About 30, species go extinct annually. There is little doubt left in the minds of professional biologists that Earth is currently faced with a mounting loss of species that threatens to rival the five great mass extinctions of the geological past.
Humans have killed off at least animal species, including tortoises and dodos on the islands of Mauritius. But imported tortoises from the Seychelles, like this one, may be able to fill that loss. The sixth mass extinction may now be beginning—and the apocalypse this time is us.
During the last several centuries we have burned through eons worth of fossilized sunshine, changing the climate for our fellow species.
Before we even achieved civilization, we had already helped hunt the biggest, fiercest animals—woolly mammoths, giant kangaroos and giant sloths—to extinction.
Biologists and paleoecologists estimate that humans have driven roughly 1, species extinct in ouryears on the planet.
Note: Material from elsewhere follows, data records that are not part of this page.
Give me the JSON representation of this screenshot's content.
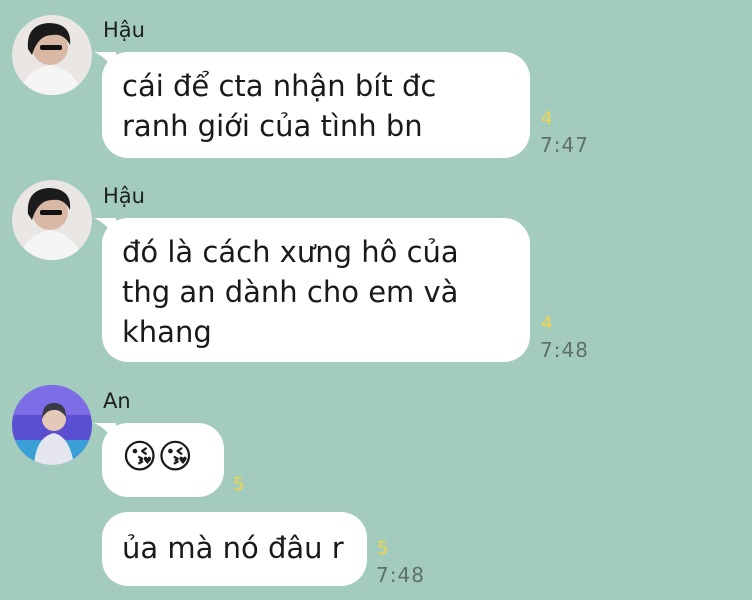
{
  "messages": [
    {
      "sender": "Hậu",
      "lines": [
        "cái để cta nhận bít đc",
        "ranh giới của tình bn"
      ],
      "read_count": "4",
      "time": "7:47"
    },
    {
      "sender": "Hậu",
      "lines": [
        "đó là cách xưng hô của",
        "thg an dành cho em và",
        "khang"
      ],
      "read_count": "4",
      "time": "7:48"
    },
    {
      "sender": "An",
      "emoji": "😘😘",
      "read_count": "5"
    },
    {
      "text": "ủa mà nó đâu r",
      "read_count": "5",
      "time": "7:48"
    }
  ],
  "colors": {
    "background": "#a3cbbe",
    "bubble": "#ffffff",
    "read_indicator": "#f3d34a",
    "timestamp": "#5f6f6a"
  }
}
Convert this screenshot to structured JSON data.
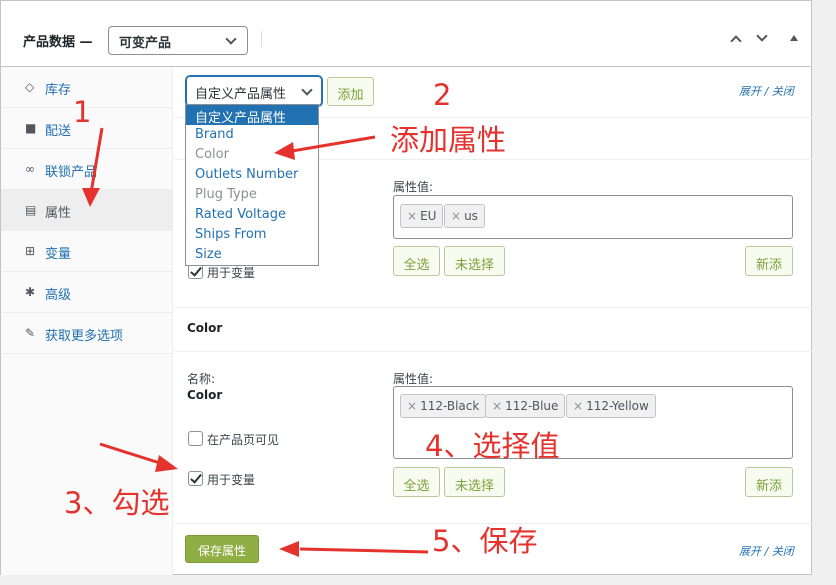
{
  "header": {
    "title": "产品数据 —",
    "product_type": "可变产品"
  },
  "sidebar": {
    "items": [
      {
        "label": "库存",
        "icon": "tag-icon"
      },
      {
        "label": "配送",
        "icon": "truck-icon"
      },
      {
        "label": "联锁产品",
        "icon": "link-icon"
      },
      {
        "label": "属性",
        "icon": "list-icon"
      },
      {
        "label": "变量",
        "icon": "grid-icon"
      },
      {
        "label": "高级",
        "icon": "gear-icon"
      },
      {
        "label": "获取更多选项",
        "icon": "plugin-icon"
      }
    ]
  },
  "toolbar": {
    "attribute_select": "自定义产品属性",
    "add_button": "添加",
    "expand_collapse": "展开 / 关闭"
  },
  "dropdown": {
    "options": [
      "自定义产品属性",
      "Brand",
      "Color",
      "Outlets Number",
      "Plug Type",
      "Rated Voltage",
      "Ships From",
      "Size"
    ]
  },
  "attr1": {
    "values_label": "属性值:",
    "values": [
      "EU",
      "us"
    ],
    "use_for_variations": "用于变量",
    "select_all": "全选",
    "select_none": "未选择",
    "add_new": "新添"
  },
  "attr2": {
    "heading": "Color",
    "name_label": "名称:",
    "name_value": "Color",
    "values_label": "属性值:",
    "values": [
      "112-Black",
      "112-Blue",
      "112-Yellow"
    ],
    "visible_on_page": "在产品页可见",
    "use_for_variations": "用于变量",
    "select_all": "全选",
    "select_none": "未选择",
    "add_new": "新添"
  },
  "footer": {
    "save_button": "保存属性",
    "expand_collapse": "展开 / 关闭"
  },
  "annotations": {
    "a1": "1",
    "a2": "2",
    "a2_text": "添加属性",
    "a3": "3、勾选",
    "a4": "4、选择值",
    "a5": "5、保存"
  },
  "colors": {
    "accent": "#2271b1",
    "save_green": "#8fae43",
    "annotation_red": "#e5322d"
  }
}
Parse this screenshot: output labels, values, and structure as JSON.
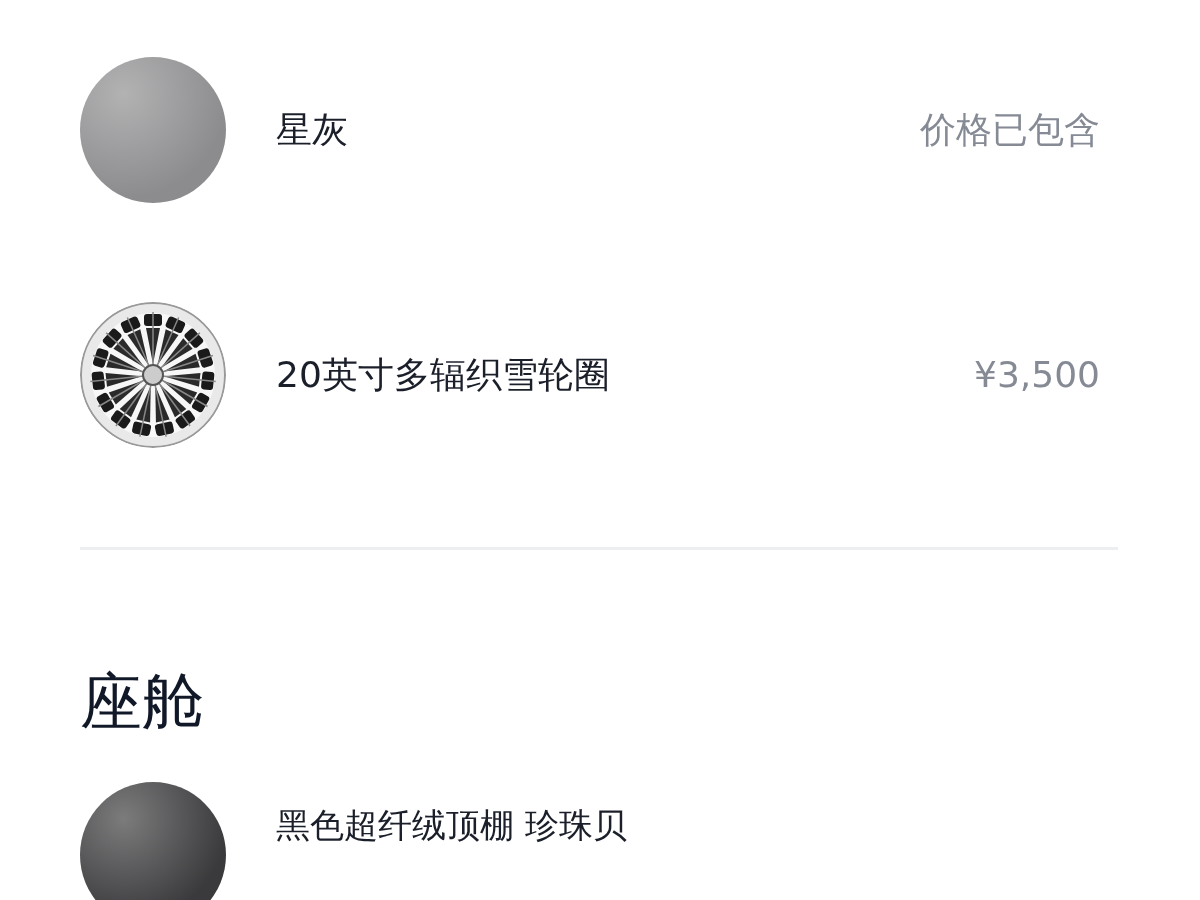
{
  "exterior_options": [
    {
      "kind": "swatch",
      "color": "#8c8c8e",
      "name": "星灰",
      "price": "价格已包含"
    },
    {
      "kind": "wheel",
      "name": "20英寸多辐织雪轮圈",
      "price": "¥3,500"
    }
  ],
  "cabin": {
    "heading": "座舱",
    "options": [
      {
        "kind": "swatch",
        "color": "#3a3a3c",
        "name": "黑色超纤绒顶棚 珍珠贝"
      }
    ]
  }
}
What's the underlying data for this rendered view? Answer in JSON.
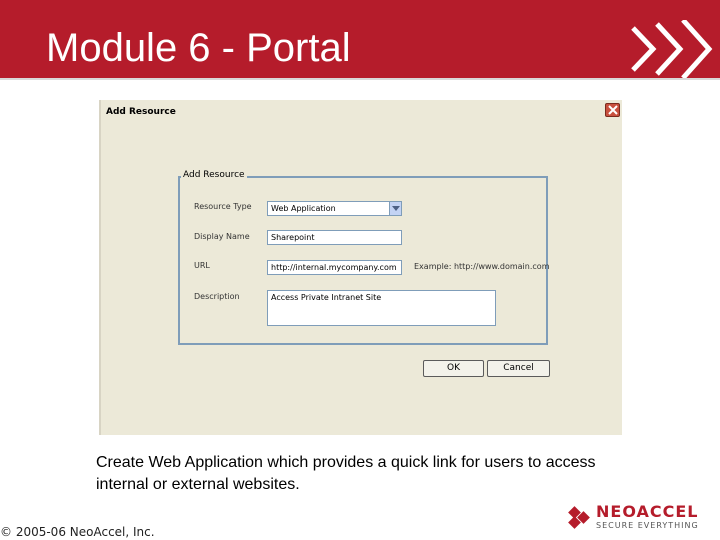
{
  "slide": {
    "title": "Module 6 - Portal",
    "caption_line1": "Create Web Application which provides a quick link for users to access",
    "caption_line2": "internal or external websites.",
    "copyright": "© 2005-06 NeoAccel, Inc.",
    "logo": {
      "brand": "NEOACCEL",
      "tagline": "SECURE EVERYTHING"
    }
  },
  "dialog": {
    "title": "Add Resource",
    "group_title": "Add Resource",
    "fields": [
      {
        "label": "Resource Type",
        "value": "Web Application",
        "kind": "select"
      },
      {
        "label": "Display Name",
        "value": "Sharepoint",
        "kind": "text"
      },
      {
        "label": "URL",
        "value": "http://internal.mycompany.com",
        "kind": "text"
      },
      {
        "label": "Description",
        "value": "Access Private Intranet Site",
        "kind": "textarea"
      }
    ],
    "url_example": "Example: http://www.domain.com",
    "ok_label": "OK",
    "cancel_label": "Cancel"
  },
  "colors": {
    "banner": "#b51c2b",
    "dialog_bg": "#ece9d8",
    "group_border": "#7f9db9"
  },
  "icons": [
    "close-icon",
    "dropdown-arrow-icon",
    "chevrons-icon",
    "neoaccel-logo-icon"
  ]
}
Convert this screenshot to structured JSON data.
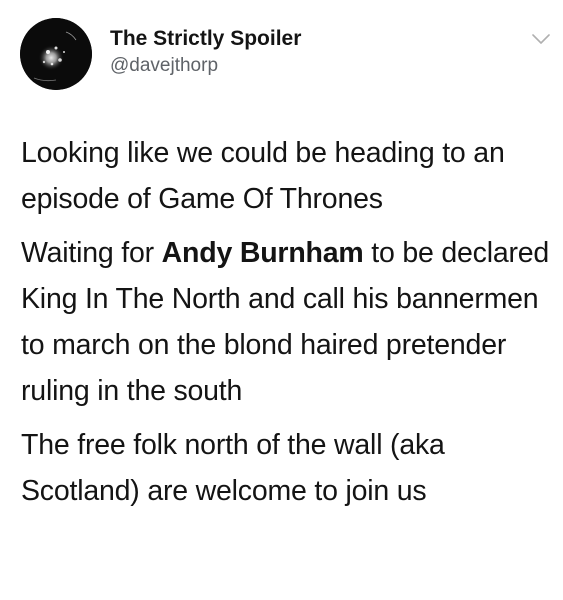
{
  "account": {
    "display_name": "The Strictly Spoiler",
    "handle": "@davejthorp"
  },
  "icons": {
    "menu": "chevron-down-icon",
    "avatar": "avatar"
  },
  "tweet": {
    "para1": "Looking like we could be heading to an episode of Game Of Thrones",
    "para2_prefix": "Waiting for ",
    "para2_mention": "Andy Burnham",
    "para2_suffix": " to be declared King In The North and call his bannermen to march on the blond haired pretender ruling in the south",
    "para3": "The free folk north of the wall (aka Scotland) are welcome to join us"
  },
  "colors": {
    "text": "#141414",
    "handle": "#5f6368",
    "chevron": "#b0b0b0"
  }
}
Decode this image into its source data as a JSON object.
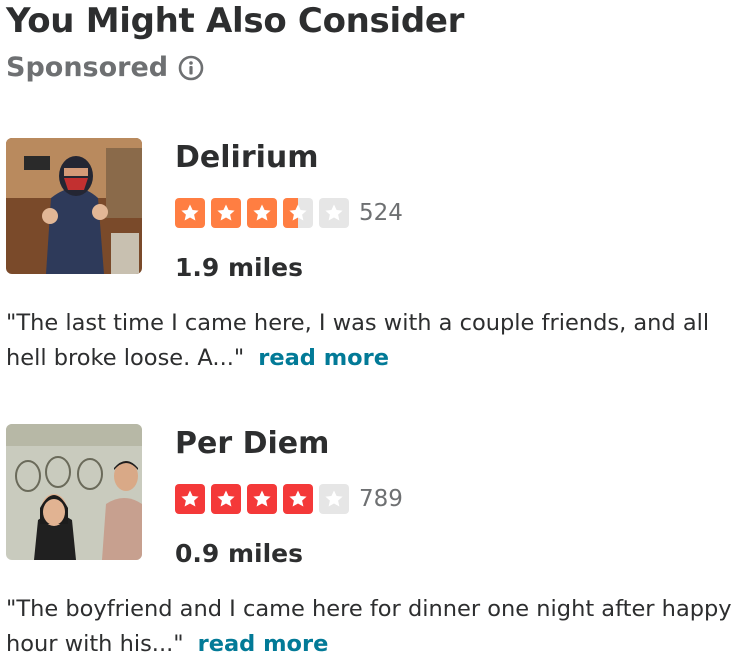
{
  "section": {
    "title": "You Might Also Consider",
    "sponsored_label": "Sponsored",
    "info_icon": "info-icon"
  },
  "businesses": [
    {
      "name": "Delirium",
      "rating": 3.5,
      "rating_color": "#ff7e42",
      "review_count": "524",
      "distance": "1.9 miles",
      "snippet": "\"The last time I came here, I was with a couple friends, and all hell broke loose. A...\"",
      "read_more": "read more"
    },
    {
      "name": "Per Diem",
      "rating": 4,
      "rating_color": "#f43939",
      "review_count": "789",
      "distance": "0.9 miles",
      "snippet": "\"The boyfriend and I came here for dinner one night after happy hour with his...\"",
      "read_more": "read more"
    }
  ],
  "colors": {
    "empty_star": "#e6e6e6",
    "link": "#027a97"
  }
}
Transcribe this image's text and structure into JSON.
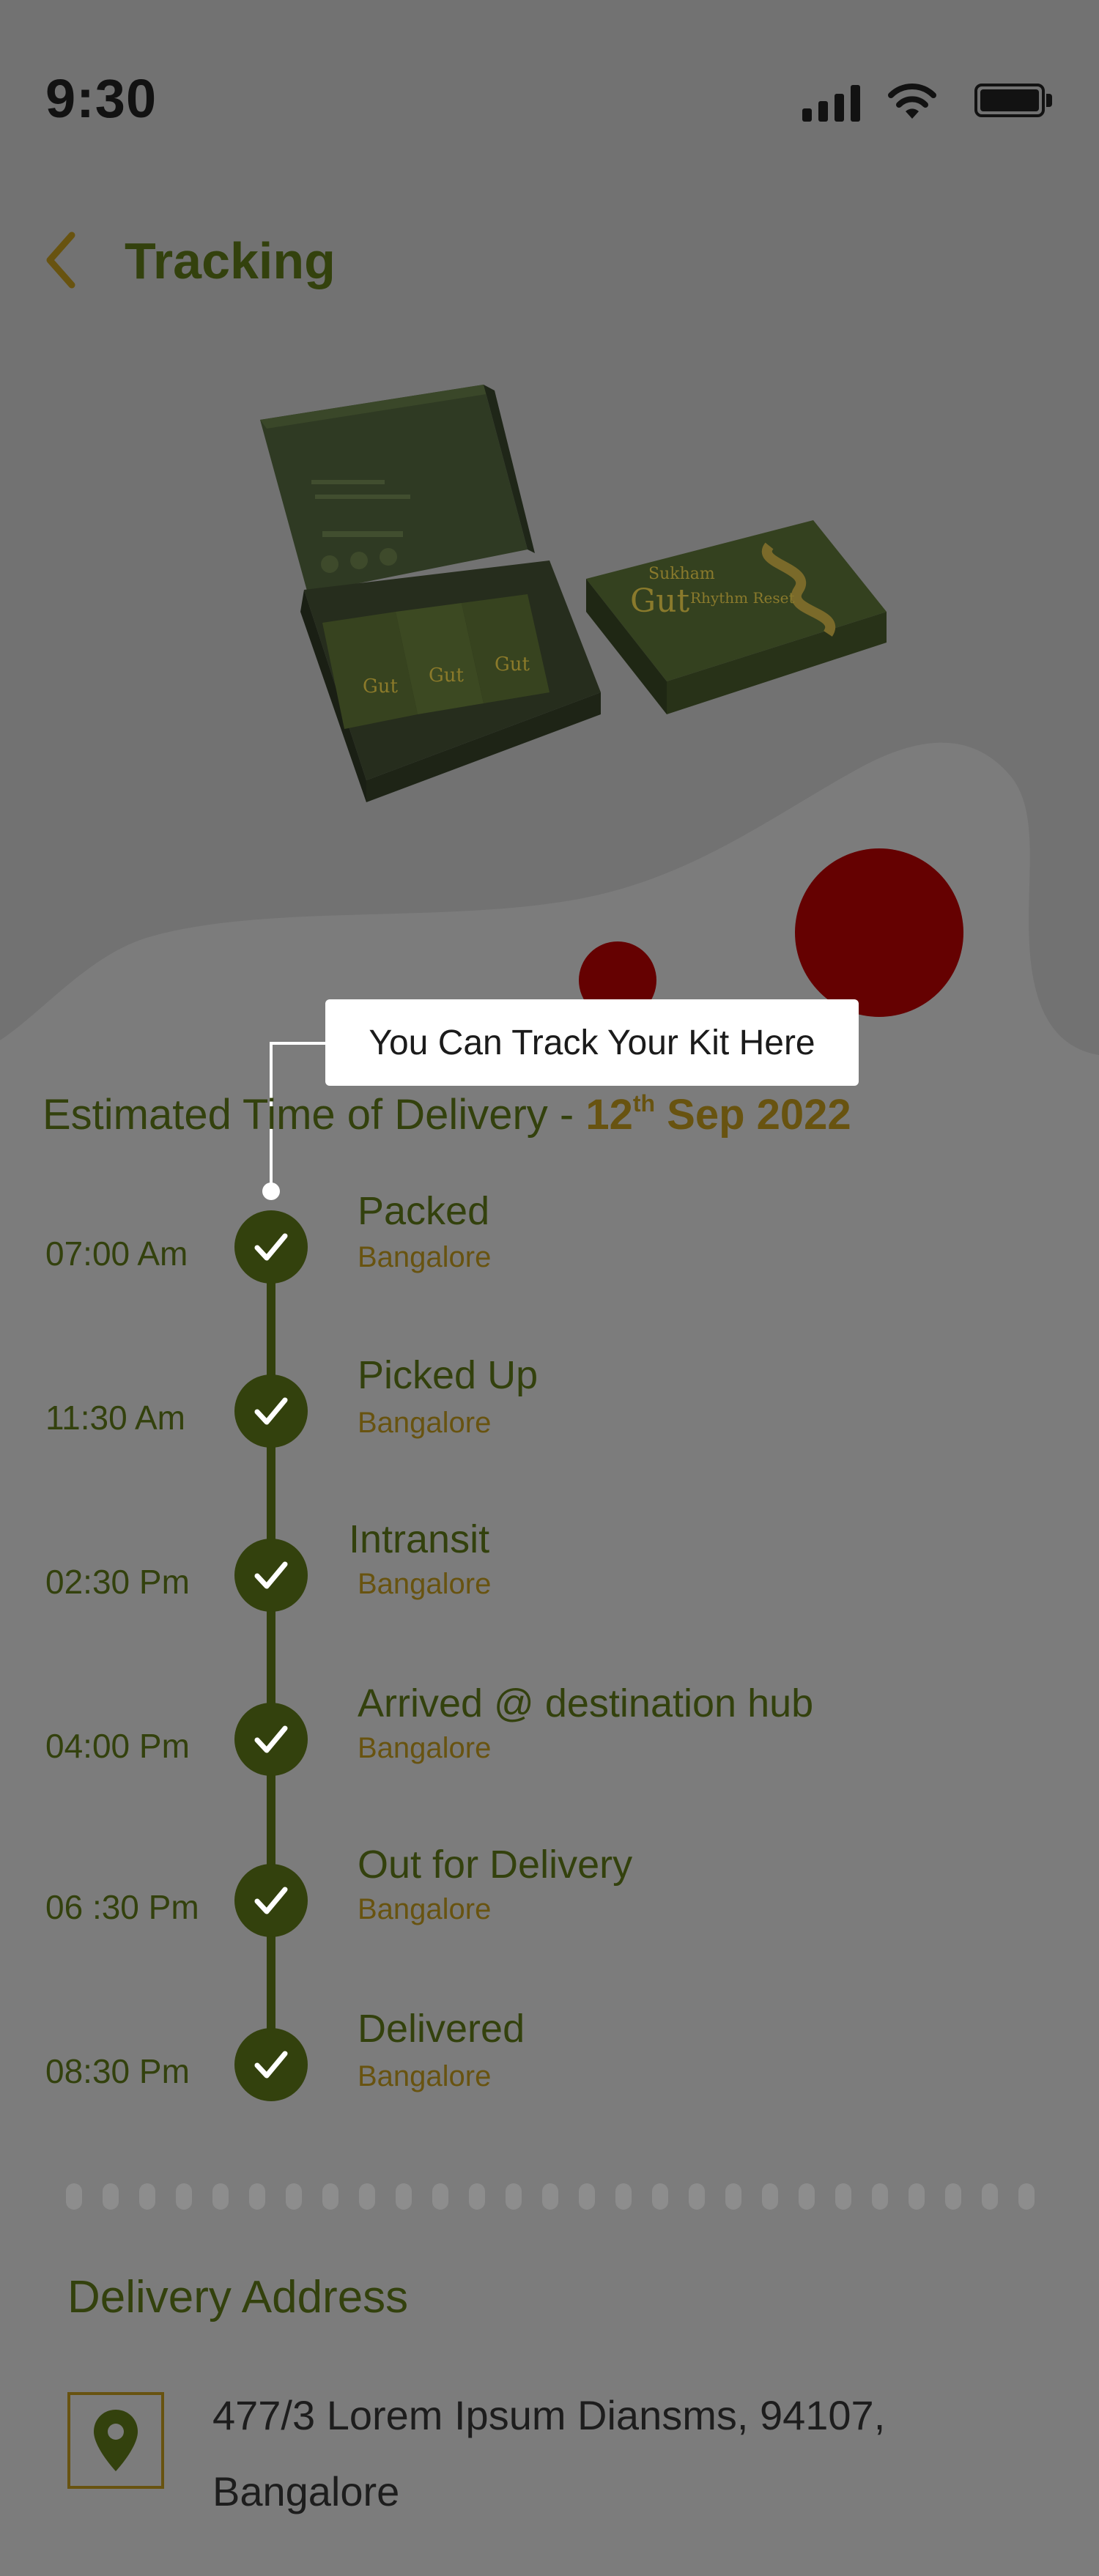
{
  "status_bar": {
    "time": "9:30"
  },
  "header": {
    "title": "Tracking"
  },
  "tooltip": {
    "text": "You Can Track Your Kit Here"
  },
  "eta": {
    "label": "Estimated Time of Delivery - ",
    "day": "12",
    "suffix": "th",
    "month_year": " Sep 2022"
  },
  "timeline": [
    {
      "time": "07:00 Am",
      "status": "Packed",
      "place": "Bangalore"
    },
    {
      "time": "11:30 Am",
      "status": "Picked Up",
      "place": "Bangalore"
    },
    {
      "time": "02:30 Pm",
      "status": "Intransit",
      "place": "Bangalore"
    },
    {
      "time": "04:00 Pm",
      "status": "Arrived @ destination hub",
      "place": "Bangalore"
    },
    {
      "time": "06 :30 Pm",
      "status": "Out for Delivery",
      "place": "Bangalore"
    },
    {
      "time": "08:30 Pm",
      "status": "Delivered",
      "place": "Bangalore"
    }
  ],
  "delivery": {
    "title": "Delivery Address",
    "address": "477/3 Lorem Ipsum Diansms, 94107, Bangalore"
  },
  "product_box": {
    "brand": "Sukham",
    "name": "Gut",
    "subtitle": "Rhythm Reset"
  },
  "colors": {
    "primary": "#33410d",
    "accent": "#685310",
    "dot": "#650101",
    "bg": "#7c7c7c"
  }
}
Since we have killed off at least types of animalsincluding the passenger pigeonthe Tasmanian tiger and, most recently, the baijia freshwater dolphin in China.
Another 20, or more species are now threatened with extinction according to the International Union for the Conservation of Naturewhich keeps a list of all the known endangered plants and animals on the planet. The population of any given animal among the five million or so species on the planet is, on average, 28 percent smaller, thanks to humans.
And as many as one third of all animals are either threatened or endangered, a new study in Science finds. But according to that new study in Science, the total number of such invertebrates fell by half over the past 35 years while the human population doubled.
That makes this the fastest extinction event on record, even if it is not yet a mass die-off.
The biggest, fiercest animals still left on the planet—elephants, tigers, whales, among others—are most at risk. And we humans have shown no inclination to stop the activities —overexploitation for food, habitat destruction and others—that drive extinction.
In the past few decades humans brought the black-footed ferret back from just seven individuals; vaccinated and hand-reared condors to relative abundance; and battled to preserve and restore populations of hellbender salamanders, to name just a few in just North America alone.
According to another new analysis in Science, people have physically moved species of plants and animals to protect them from extinction. For such assisted migration efforts to succeed, careful attention must be paid both to genetics and habitat.
There is no point in bringing back the baiji, for example, if the Yangtze River remains polluted and overfished. But conservation efforts can work.
Fishes can rebound when fishing pressure is removed, just as Maine haddock and Washington State coho salmon both have. The reforesting of the U.
And in what might prove an enduring lesson in conservation, paleoecologists have shown that 20 out of 21 large mammals in India —from leopards to muntjac deer—have survived there for the pastyears alongside one of the largest human populations on the planet. To avoid the sixth mass extinction we will probably have to employ more aggressive conservation, such as moving species to help them cope with a changing climate.
Aggressive conservation might also mean killing off newcomer species to preserve or make room for local flora and fauna; in New Zealand, rat extirpations have helped kakapos survive. In the most extreme case aggressive conservation could involve bringing in new animals to fill the role of animals that have gone extinct.
For example, European sailors ate their way through the Indian Ocean islands of Mauritius, killing off the dodo and the local tortoise species.How humans are driving the sixth mass extinction Scientists have been warning for decades that human actions are pushing life on our shared planet toward mass extinction.
the extinction crisis It's frightening but true: Our planet is now in the midst of its sixth mass extinction of plants and animals — the sixth wave of extinctions in the past half-billion years. We're currently experiencing the worst spate of species die-offs since the loss of the dinosaurs 65 million years ago.
What is clear, and what is beyond dispute, is that we are living in a time of very, very elevated extinction rates, on the order that you would see in a mass extinction, though a mass extinction.
Jun 20, · Watch video · Study: 6th mass extinction already underway -- and we're the cause. The Earth's sixth mass extinction is already underway — and humans are the driving force behind it, according to a new study.
Over the last half-billion years, scientists say there have been five mass extinction events on Earth in which a wide diversity of species on this planet suddenly died off. Extinction is a normal part of the evolutionary process, but at certain times in Earth’s history the rate of extinction has greatly exceeded that of normal, or background, species loss.
Scientists have identified five such events. What caused these five big mass extinction events? What did they.